Jeremy Papasso / Staff Photographer
Jeremy Papasso / Staff Photographer
MEAD — Caleb Ayers and the rest of the guards for the Mead Mavericks were shooting at will from the 3-point line to start. They were hitting those shots, showing that they were a legitimate threat to defending Class 4A state champion Longmont on their home floor on Friday night.
But the Trojans showed their championship poise with a big second half, overcoming a 10-point deficit to win 77-64 at Mead High School.
“We showed tremendous resiliency in the third quarter,” Longmont coach Jeff Kloster said. “We had a 10-point deficit at halftime and just didn’t play the type of defense we expect from our program. We had to make some adjustments for the kids to know that that was what got us where we were last season.”
Ayers hit his first 3-point shot of the game and saw Will Maher and hit another with him in the first quarter. The lead grew in the second with Ayers hitting three more shots from behind the arc while Trey Ward and others contributed from long range. By the end of the first half, the Mavericks were shooting well over 50 percent from the 3-point line, helping them take a 36-26 lead.
“The bottom line was we were not being pro-active, we were being reactive,” Kloster said. “The ball was in the shooter’s hands before we were going out to challenge them. We have to be able to see and move on release.”
The Trojans were able to do a better job defending the 3-point line in the second half, holding Ayers to two shots made from behind the arc. Other players were not able to hit consistently in the second half as well.
When the shots were not falling, Longmont took its chance to swing the game in its favor in the second half.
The long shots off the rim were being rebounded inside and then followed by long outlet passes to set up the transition game.
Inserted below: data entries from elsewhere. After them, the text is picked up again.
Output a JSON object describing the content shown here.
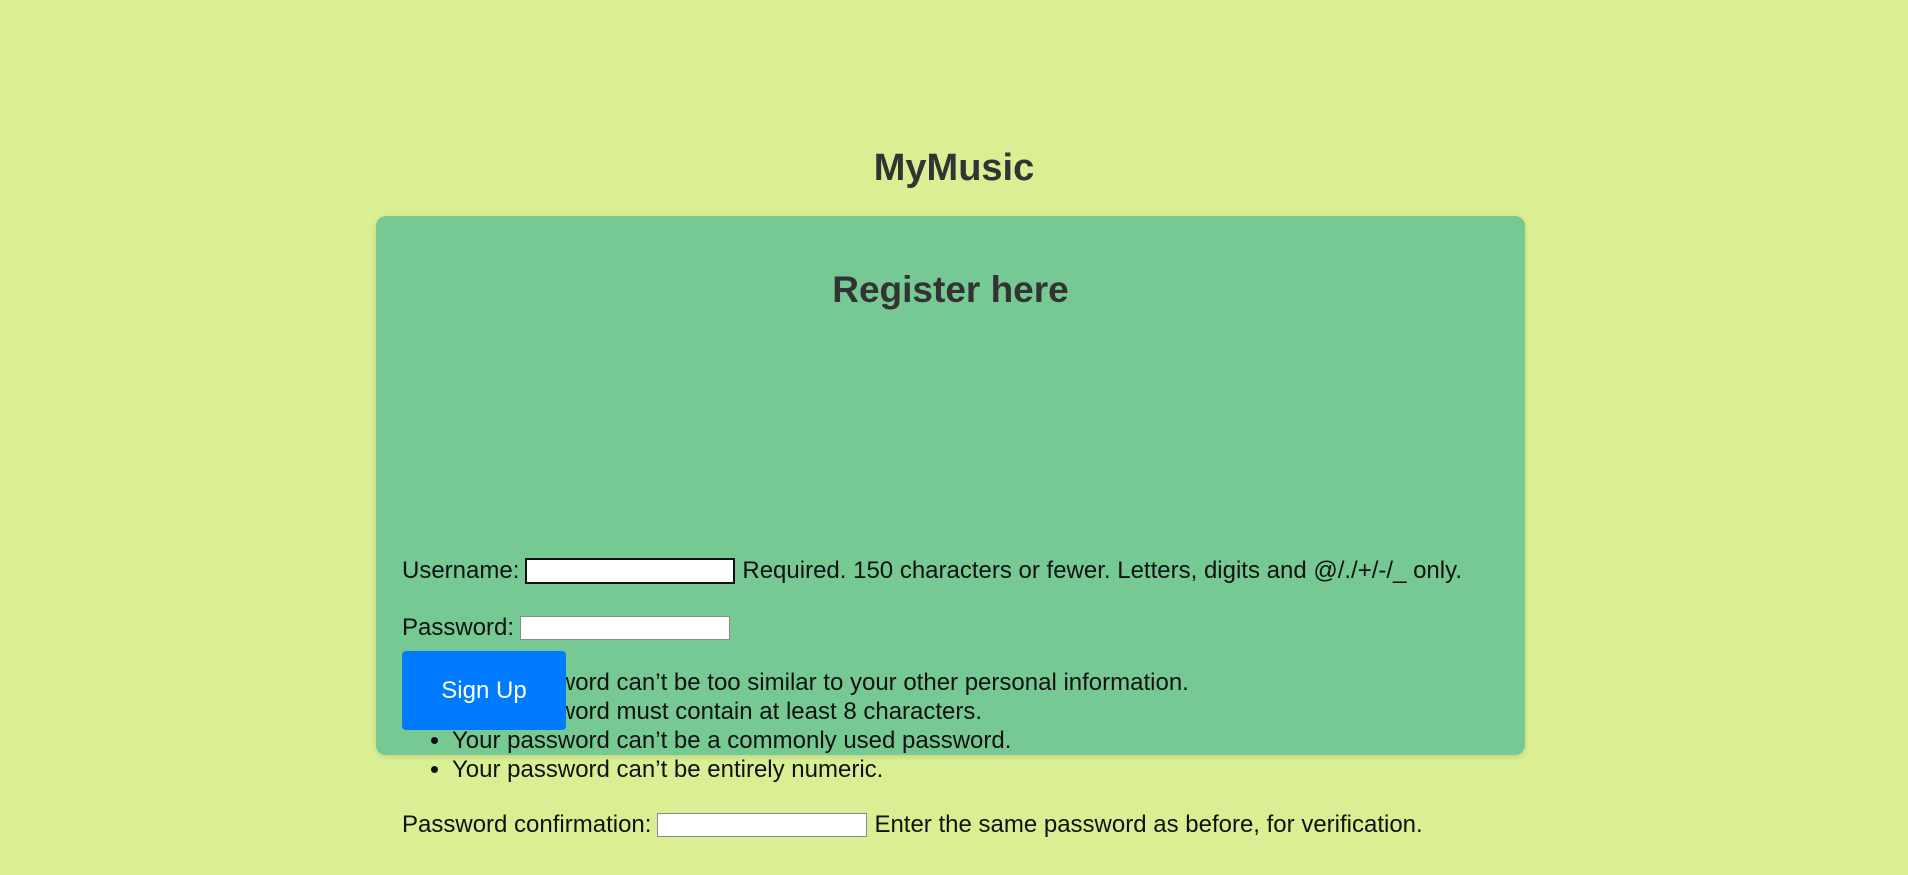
{
  "site": {
    "title": "MyMusic"
  },
  "form": {
    "heading": "Register here",
    "username": {
      "label": "Username:",
      "value": "",
      "help": "Required. 150 characters or fewer. Letters, digits and @/./+/-/_ only."
    },
    "password": {
      "label": "Password:",
      "value": "",
      "rules": [
        "Your password can’t be too similar to your other personal information.",
        "Your password must contain at least 8 characters.",
        "Your password can’t be a commonly used password.",
        "Your password can’t be entirely numeric."
      ]
    },
    "password_confirmation": {
      "label": "Password confirmation:",
      "value": "",
      "help": "Enter the same password as before, for verification."
    },
    "submit_label": "Sign Up"
  },
  "colors": {
    "page_background": "#daef93",
    "card_background": "#76c993",
    "button_background": "#007bff",
    "button_text": "#ffffff",
    "heading_text": "#333333"
  }
}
When the Mavericks were able to get back and set up the defense, the Trojans still attacked the rim, going for layups and looks in the paint.
Leading the way in the third quarter was Calvin Seamons with eight points, converting a pair of traditional 3-point plays and getting a third layup in the quarter.
“Coach (Kloster) was saying that to stop the run, we had to finish at the rim,” Seamons said. “We did just that.”
Seamons and company sparked a 17-0 run in the third quarter that saw the Trojans go from trailing by 10 points to leading by seven. They would take a 55-47 lead into the fourth quarter, only to see Mead score 10 straight points to get the lead back.
The aggressiveness on offense and composure in the fourth quarter made the difference as Longmont went on a 13-1 run midway through to go back up by double figures. Its big run was enough to see the Trojans hold on late for the top-10 win on the road.
“It feels real good to win this,” Seamons said. “Especially with the end of last season, we just need to prove that we are a top-five team.”
Beck Page led the Trojans with 16 points while Seamons and Brady Renck followed with 13. Five players would score in double figures for Longmont. Mead was led by 21 points from Ayers and 20 from Jax Wilke.
Longmont proved it can still be a dangerous team this season, but Kloster said there is still work to be done for his team to make another run at the state title this year.
“Our team still has to work hard in practice,” Kloster said. “The thing I see is that we need to stress fundamentals on both ends of the floor. We have to make sure we recognize that there is a certain brand (of basketball) we want to play, and if we play that brand, we’re going to be pretty good.”